[show abstract][hide abstract] ABSTRACT: We investigated an outbreak of multidrug-resistant Acinetobacter baumannii-calcoaceticus complex infection among US service members injured in Iraq.
The investigation was conducted in Iraq and Kuwait, in the 2 military hospitals where the majority of injured service members were initially treated. After initially characterizing the outbreak, we evaluated 3 potential sources of infection for the period March 2003 to December 2004. The evaluation included screening samples that were obtained from the skin of patients for the presence of colonization and assessing the soil and health care environments for the presence of A. baumanii-calcoaceticus complex organisms. Isolates obtained from samples from patients in US Military treatment facilities, as well as environmental isolates, were genotypically characterized and compared using pulsed-field gel electrophoresis.
A. baumanii-calcoaceticus complex organisms were present on the skin in only 1 (0.6%) of 160 patients who were screened and in 1 (2%) of 49 soil samples. A. baumanii-calcoaceticus complex isolates were recovered from treatment areas in 7 of the 7 field hospitals sampled. Using pulsed-field gel electrophoresis, we identified 5 cluster groups in which isolates from patients were related to environmental isolates. One cluster included hospitalized patients who had not been deployed to Iraq. Among the clinical isolates, only imipenem, polymyxin B, and colistin demonstrated reliable in vitro antimicrobial activity. Generally, the environmental isolates were more drug susceptible than were the clinical isolates.

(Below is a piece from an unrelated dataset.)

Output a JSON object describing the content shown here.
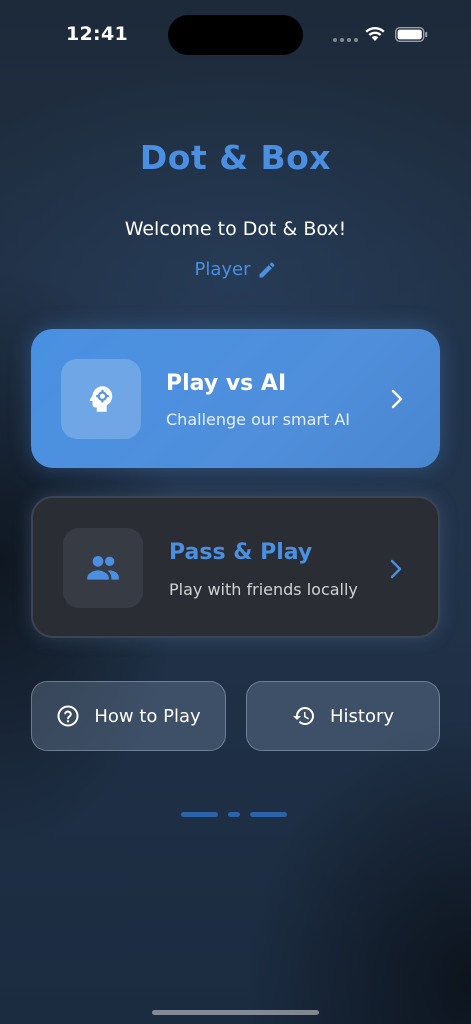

Our findings suggest that environmental contamination of field hospitals and infection transmission within health care facilities played a major role in this outbreak. On the basis of these findings, maintaining infection control throughout the military health care system is essential. Novel strategies may be required to prevent the transmission of pathogens in combat field hospitals.
[show abstract][hide abstract] ABSTRACT: Members of the genus Acinetobacter are ubiquitous in soil and water and are an important cause of nosocomial infections. A rapid method is needed to genotype Acinetobacter isolates to determine epidemiology and clonality during infectious outbreaks. Multilocus PCR followed by electrospray ionization mass spectrometry (PCR/ESI-MS) is a method that uses the amplicon base compositions to genotype bacterial species. In order to identify regions of the Acinetobacter genome useful for this method, we sequenced regions of six housekeeping genes (trpE, adk, efp, mutY, fumC, and ppa) from 267 isolates of Acinetobacter. Isolates were collected from infected and colonized soldiers and civilians involved in an outbreak in the military health care system associated with the conflict in Iraq, from previously characterized outbreaks in European hospitals, and from culture collections. Most of the isolates from the Iraqi conflict were Acinetobacter baumannii (189 of 216 isolates). Among these, 111 isolates had genotypes identical or very similar to those associated with well-characterized A. baumannii isolates from European hospitals. Twenty-seven isolates from the conflict were found to have genotypes representing different Acinetobacter species, including 8 representatives of Acinetobacter genomospecies 13TU and 13 representatives of Acinetobacter genomospecies 3. Analysis by the PCR/ESI-MS method using nine primer pairs targeting the most information-rich regions of the trpE, adk, mutY, fumC, and ppa genes distinguished 47 of the 48 A. baumannii genotypes identified by sequencing and identified at the species level at least 18 Acinetobacter species. Results obtained with our genotyping method were essentially in agreement with those obtained by pulse-field gel electrophoresis analysis. The PCR/ESI-MS genotyping method required 4 h of analysis time to first answer with additional samples subsequently analyzed every 10 min. This rapid analysis allows tracking of transmission for the implementation of appropriate infection control measures on a time scale previously not achievable.
Journal of Clinical Microbiology 09/2006; 44(8):2921-32. · 4.07 Impact Factor